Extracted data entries
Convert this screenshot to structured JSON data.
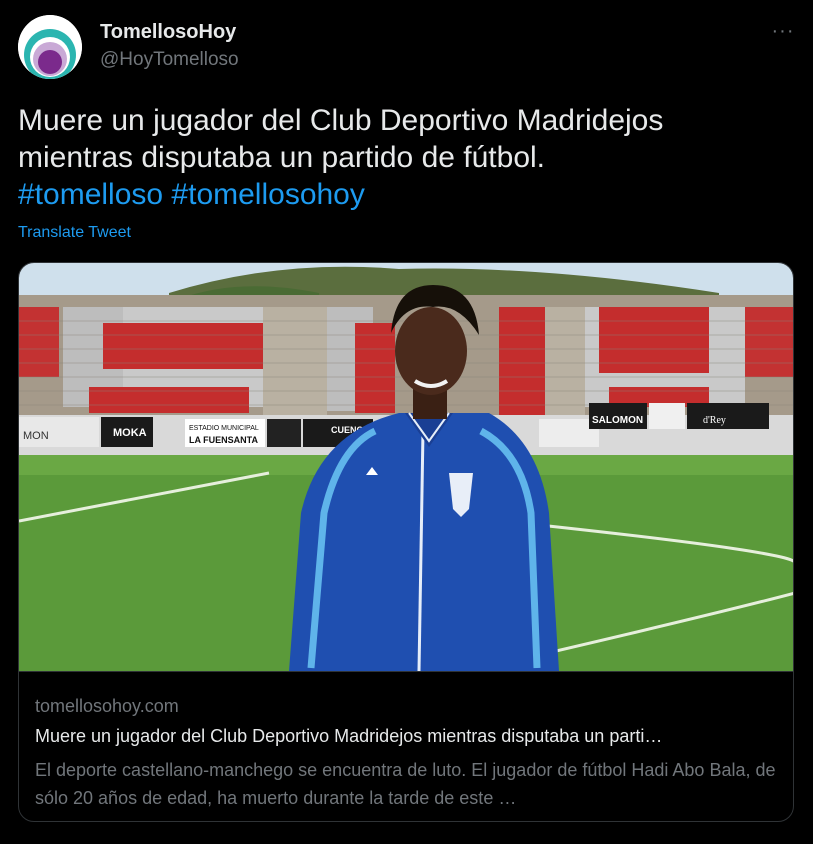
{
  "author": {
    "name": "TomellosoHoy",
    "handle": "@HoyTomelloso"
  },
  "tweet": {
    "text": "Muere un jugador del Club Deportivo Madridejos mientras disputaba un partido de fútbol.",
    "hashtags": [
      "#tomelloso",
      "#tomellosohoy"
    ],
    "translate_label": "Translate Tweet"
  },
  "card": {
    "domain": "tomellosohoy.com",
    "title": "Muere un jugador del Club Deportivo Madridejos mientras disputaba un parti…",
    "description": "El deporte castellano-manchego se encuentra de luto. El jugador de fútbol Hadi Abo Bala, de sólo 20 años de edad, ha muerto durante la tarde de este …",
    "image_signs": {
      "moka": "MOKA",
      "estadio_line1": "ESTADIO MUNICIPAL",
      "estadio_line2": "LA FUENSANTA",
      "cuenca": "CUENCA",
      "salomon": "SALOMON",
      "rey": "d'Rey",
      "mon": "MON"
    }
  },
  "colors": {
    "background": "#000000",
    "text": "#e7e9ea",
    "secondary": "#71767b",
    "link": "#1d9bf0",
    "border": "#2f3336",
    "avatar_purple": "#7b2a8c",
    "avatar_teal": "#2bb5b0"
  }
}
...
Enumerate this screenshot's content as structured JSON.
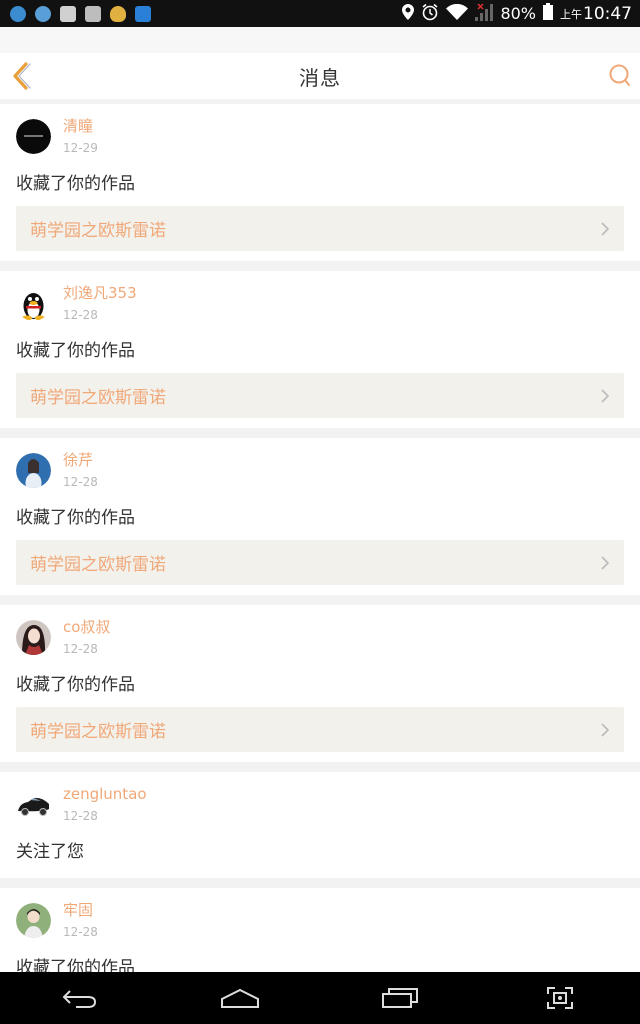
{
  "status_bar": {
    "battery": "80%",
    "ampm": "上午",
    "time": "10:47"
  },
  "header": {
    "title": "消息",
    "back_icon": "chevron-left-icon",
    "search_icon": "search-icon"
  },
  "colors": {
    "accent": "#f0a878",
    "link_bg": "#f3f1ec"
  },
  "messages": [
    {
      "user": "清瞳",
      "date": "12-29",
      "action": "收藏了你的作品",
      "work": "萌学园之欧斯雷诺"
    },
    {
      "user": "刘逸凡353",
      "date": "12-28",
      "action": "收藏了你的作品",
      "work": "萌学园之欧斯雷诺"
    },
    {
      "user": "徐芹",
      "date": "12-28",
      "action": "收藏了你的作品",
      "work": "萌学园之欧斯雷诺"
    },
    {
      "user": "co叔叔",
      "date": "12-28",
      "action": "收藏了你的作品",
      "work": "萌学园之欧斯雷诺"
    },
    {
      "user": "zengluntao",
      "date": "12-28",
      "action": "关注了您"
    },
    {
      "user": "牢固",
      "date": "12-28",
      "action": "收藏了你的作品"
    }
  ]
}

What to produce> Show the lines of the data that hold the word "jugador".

Response to the task>
    "text": "Muere un jugador del Club Deportivo Madridejos mientras disputaba un partido de fútbol.",
    "title": "Muere un jugador del Club Deportivo Madridejos mientras disputaba un parti…",
    "description": "El deporte castellano-manchego se encuentra de luto. El jugador de fútbol Hadi Abo Bala, de sólo 20 años de edad, ha muerto durante la tarde de este …",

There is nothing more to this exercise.